» ABOUT THIS TASK
A single number is the answer: the count of lines below that contain "اطلاعات".

» PROVIDED DATA
# # # #

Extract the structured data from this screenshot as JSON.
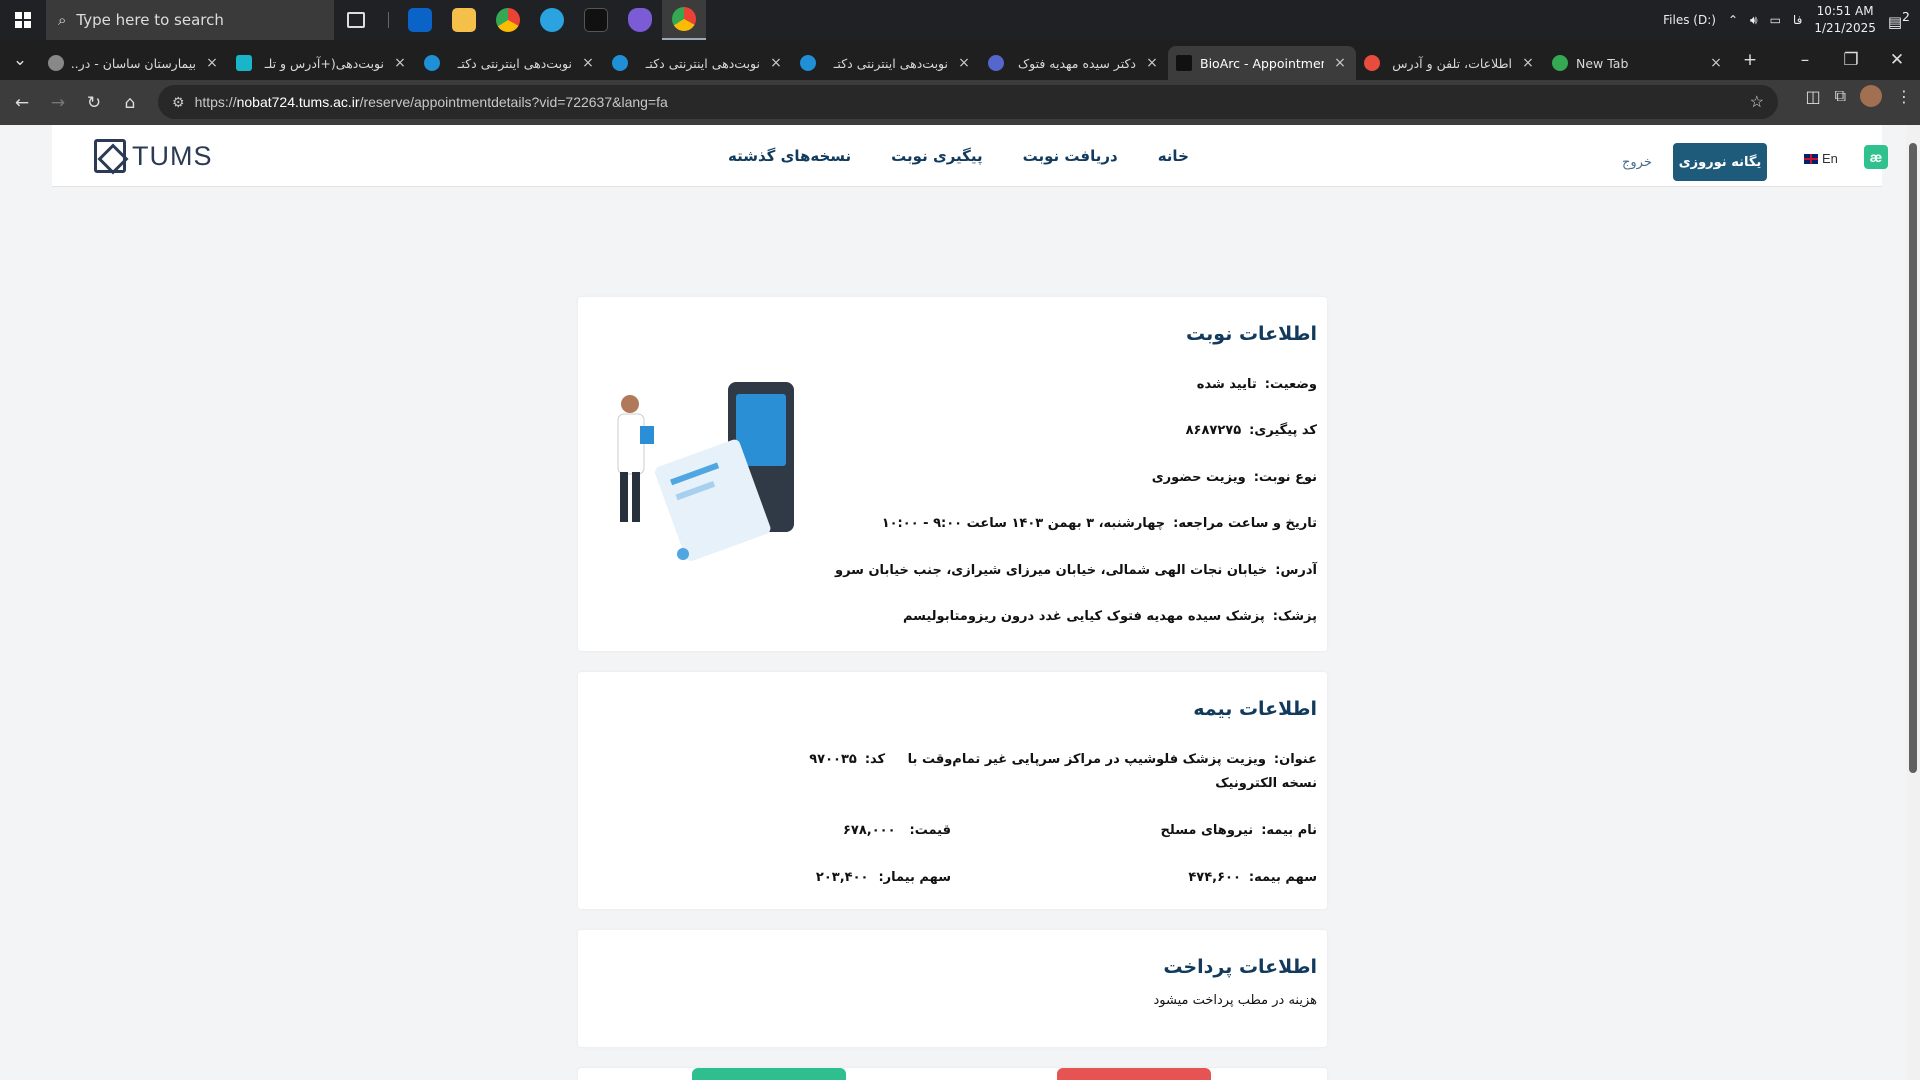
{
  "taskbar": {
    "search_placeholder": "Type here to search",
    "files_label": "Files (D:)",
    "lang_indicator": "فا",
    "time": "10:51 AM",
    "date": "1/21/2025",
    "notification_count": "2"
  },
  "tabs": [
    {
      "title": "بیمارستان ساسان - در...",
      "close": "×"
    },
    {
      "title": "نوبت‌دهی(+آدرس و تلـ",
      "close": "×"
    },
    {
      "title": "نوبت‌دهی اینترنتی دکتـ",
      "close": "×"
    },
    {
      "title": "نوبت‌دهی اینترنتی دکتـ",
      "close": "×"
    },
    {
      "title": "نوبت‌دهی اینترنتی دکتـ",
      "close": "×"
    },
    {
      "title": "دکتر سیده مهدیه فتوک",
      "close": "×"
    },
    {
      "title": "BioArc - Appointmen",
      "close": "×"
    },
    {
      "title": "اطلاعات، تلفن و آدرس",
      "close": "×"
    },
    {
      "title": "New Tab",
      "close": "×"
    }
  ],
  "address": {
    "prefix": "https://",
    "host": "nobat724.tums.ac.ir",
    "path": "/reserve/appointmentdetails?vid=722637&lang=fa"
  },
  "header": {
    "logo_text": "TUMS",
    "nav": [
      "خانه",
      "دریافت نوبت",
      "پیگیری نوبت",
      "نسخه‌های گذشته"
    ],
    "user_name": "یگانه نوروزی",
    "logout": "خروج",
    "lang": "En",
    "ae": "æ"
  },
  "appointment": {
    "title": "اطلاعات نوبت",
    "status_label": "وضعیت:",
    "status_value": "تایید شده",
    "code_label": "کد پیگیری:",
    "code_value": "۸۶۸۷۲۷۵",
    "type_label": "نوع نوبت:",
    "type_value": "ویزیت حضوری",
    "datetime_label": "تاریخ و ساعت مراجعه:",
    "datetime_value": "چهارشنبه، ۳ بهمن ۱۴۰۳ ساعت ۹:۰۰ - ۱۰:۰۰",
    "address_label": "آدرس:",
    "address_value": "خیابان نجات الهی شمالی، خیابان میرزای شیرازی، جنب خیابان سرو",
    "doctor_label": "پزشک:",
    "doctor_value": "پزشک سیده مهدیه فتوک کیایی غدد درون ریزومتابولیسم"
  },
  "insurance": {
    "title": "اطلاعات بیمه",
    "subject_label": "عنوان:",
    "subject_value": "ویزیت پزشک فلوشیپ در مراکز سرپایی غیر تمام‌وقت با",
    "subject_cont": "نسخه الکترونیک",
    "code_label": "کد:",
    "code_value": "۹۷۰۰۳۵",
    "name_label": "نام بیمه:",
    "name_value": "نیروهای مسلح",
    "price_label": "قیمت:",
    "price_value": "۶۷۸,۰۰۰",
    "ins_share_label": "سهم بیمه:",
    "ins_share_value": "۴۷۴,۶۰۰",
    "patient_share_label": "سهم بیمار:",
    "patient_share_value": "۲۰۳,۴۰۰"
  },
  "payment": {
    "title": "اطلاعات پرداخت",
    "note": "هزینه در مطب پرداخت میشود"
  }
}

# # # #

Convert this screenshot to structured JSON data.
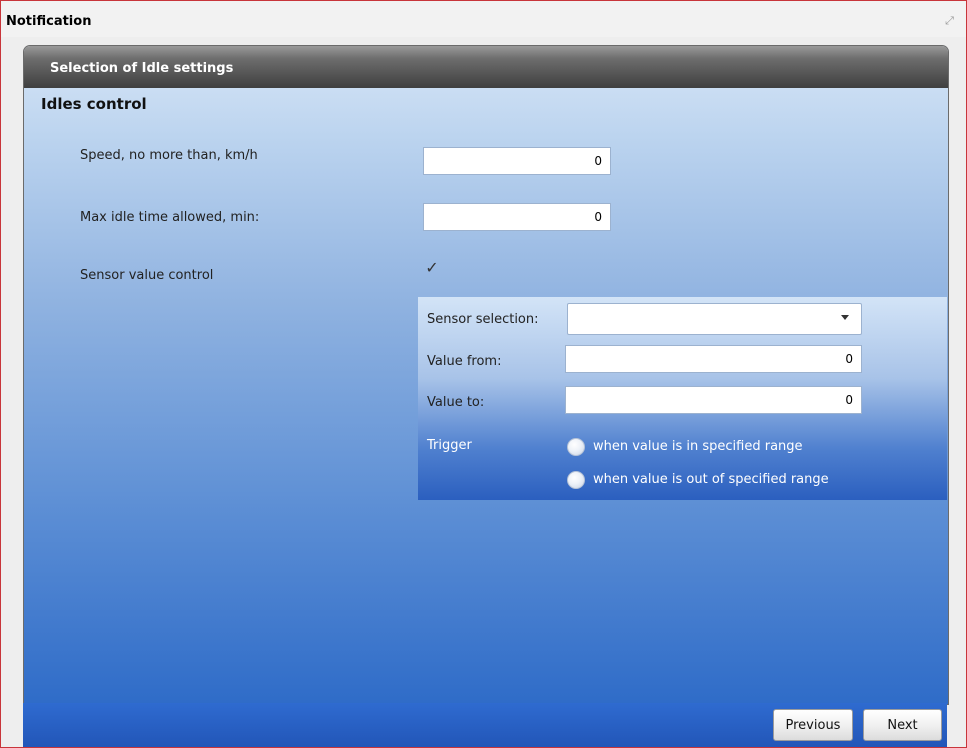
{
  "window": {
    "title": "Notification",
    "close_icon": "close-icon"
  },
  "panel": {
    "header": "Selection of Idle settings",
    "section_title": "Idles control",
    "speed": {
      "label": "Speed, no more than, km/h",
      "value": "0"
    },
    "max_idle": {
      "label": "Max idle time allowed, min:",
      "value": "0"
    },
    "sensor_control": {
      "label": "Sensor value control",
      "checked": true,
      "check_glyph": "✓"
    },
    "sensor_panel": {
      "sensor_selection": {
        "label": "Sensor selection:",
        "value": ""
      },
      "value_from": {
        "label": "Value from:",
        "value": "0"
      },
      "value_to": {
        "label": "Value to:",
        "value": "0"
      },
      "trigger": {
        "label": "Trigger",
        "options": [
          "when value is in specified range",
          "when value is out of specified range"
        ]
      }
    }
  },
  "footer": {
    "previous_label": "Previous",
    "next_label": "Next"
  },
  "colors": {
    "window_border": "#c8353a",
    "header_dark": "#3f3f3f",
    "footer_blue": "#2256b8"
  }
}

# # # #

» EXERCISE RESPONSE
4